Microfracture allows the body’s own bone marrow stem cells to “fill-in” a defect, producing a scar tissue patch. This effectively repairs the damaged site and aids in protecting the adjacent cartilage from progressive damage. The surgeon bores small holes into the bone underneath the damaged cartilage in order to allow blood and marrow healing elements into the area of missing cartilage. However, while scar tissue, called fibrocartilage, fills the area where the cartilage is missing, it does not have the same strength and resiliency as normal articular cartilage. Fibrocartilage does not usually stand up over time and typically wears down after a few years, and may require a repeat procedure. Rehabilitation is a lengthy process, often taking up to a year to achieve full mobility.

In contrast, the BioCart™ System is a second-generation cartilage transplantation technology that utilizes novel Chondrocyte Preservation Technology (CPT). CPT incorporates ProChon’s proprietary Fibroblast Growth Factor (FGF2v) solution to grow high quality cells as well as a bio-scaffold technology to house and deliver the cells.

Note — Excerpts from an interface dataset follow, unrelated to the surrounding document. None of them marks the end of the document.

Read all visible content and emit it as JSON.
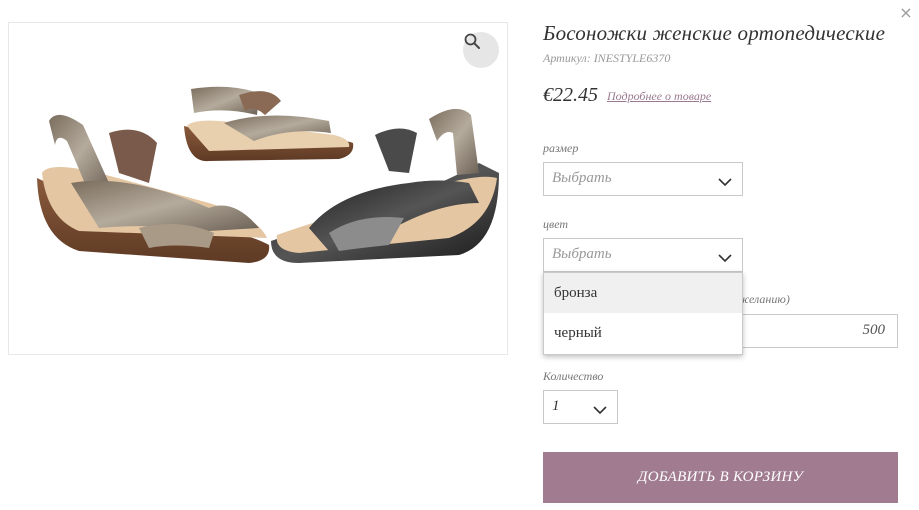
{
  "dialog": {
    "close_label": "×"
  },
  "gallery": {
    "zoom_icon": "magnifier-icon",
    "image": "product-photo-sandals"
  },
  "product": {
    "title": "Босоножки женские ортопедические",
    "sku_label": "Артикул:",
    "sku_value": "INESTYLE6370",
    "price": "€22.45",
    "details_link": "Подробнее о товаре"
  },
  "size": {
    "label": "размер",
    "placeholder": "Выбрать"
  },
  "color": {
    "label": "цвет",
    "placeholder": "Выбрать",
    "options": [
      "бронза",
      "черный"
    ],
    "highlighted": "бронза"
  },
  "amount": {
    "label_partial": "желанию)",
    "value": "500"
  },
  "quantity": {
    "label": "Количество",
    "value": "1"
  },
  "cart": {
    "button_label": "Добавить в корзину"
  },
  "colors": {
    "accent": "#a17c90",
    "link": "#9a7a8e"
  }
}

FGF is a key regulator of cellular processes involved in blood vessel formation, wound healing and the remodeling of bone and cartilage.

The BioCart process begins with a small sample of healthy cartilage removed arthroscopically from a non-weight-bearing area of the patient’s knee and then sent to ProChon’s laboratories. Scientists then separate the cartilage cells from the biopsy and introduce them to the first phase of the CPT process. This process greatly accelerates the growth of high-quality articular cartilage cells and will predictably complete the cell expansion within 10 to 14 days as compared to processes that traditionally take four to eight weeks to complete.

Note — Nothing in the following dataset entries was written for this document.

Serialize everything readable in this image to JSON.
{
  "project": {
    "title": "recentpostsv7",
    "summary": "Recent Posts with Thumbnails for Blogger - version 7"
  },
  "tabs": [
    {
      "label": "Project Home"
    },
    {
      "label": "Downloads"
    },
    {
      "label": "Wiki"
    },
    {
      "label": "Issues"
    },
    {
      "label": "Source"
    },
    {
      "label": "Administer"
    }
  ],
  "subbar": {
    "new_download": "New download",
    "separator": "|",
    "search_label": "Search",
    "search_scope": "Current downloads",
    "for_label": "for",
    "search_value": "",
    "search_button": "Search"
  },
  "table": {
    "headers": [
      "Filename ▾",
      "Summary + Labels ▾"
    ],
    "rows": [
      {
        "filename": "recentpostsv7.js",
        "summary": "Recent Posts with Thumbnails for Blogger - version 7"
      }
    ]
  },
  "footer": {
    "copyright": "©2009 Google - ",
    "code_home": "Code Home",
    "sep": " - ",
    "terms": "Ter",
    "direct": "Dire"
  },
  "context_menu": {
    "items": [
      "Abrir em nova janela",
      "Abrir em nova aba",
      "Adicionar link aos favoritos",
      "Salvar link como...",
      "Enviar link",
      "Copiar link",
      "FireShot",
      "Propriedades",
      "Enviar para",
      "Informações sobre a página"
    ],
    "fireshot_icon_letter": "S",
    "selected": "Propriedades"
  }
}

After approximately two weeks, the necessary number of cartilage cells are obtained and then seeded in the novel biological scaffold, which is the second phase of the CPT process. The cells are uniformly distributed throughout the scaffold, simulating the architecture of native articular cartilage. The scaffold provides a unique environment that inhibits the cells’ ability to expand, yet permits the cells to deposit the appropriate Extra-Cellular Matrix (ECM) throughout the injury site. The ECM that the cells produce is primarily Type II collagen—the primary component of native cartilage.

When the seeding is complete, the BioCart implant is delivered to the hospital for implantation in the patient’s knee. As part of the minimally invasive procedure, the implant is custom cut to precisely fill the injured site and placed into the lesion area. In approximately six weeks, the knee should be full weight bearing and the patient able to walk normally.

SOURCE ProChon Biotech, Ltd.

Comments

  1. Esta Cawood Esta Cawood South Africa says:

    Where in South Africa do they use Biocart for knees. I would like to go for it.

The opinions expressed here are the views of the writer and do not necessarily reflect the views and opinions of News Medical.
Post a new comment
Post
You might also like...
New technologies and recent advances in the study of T cells and T-cell epitope discovery in food allergy research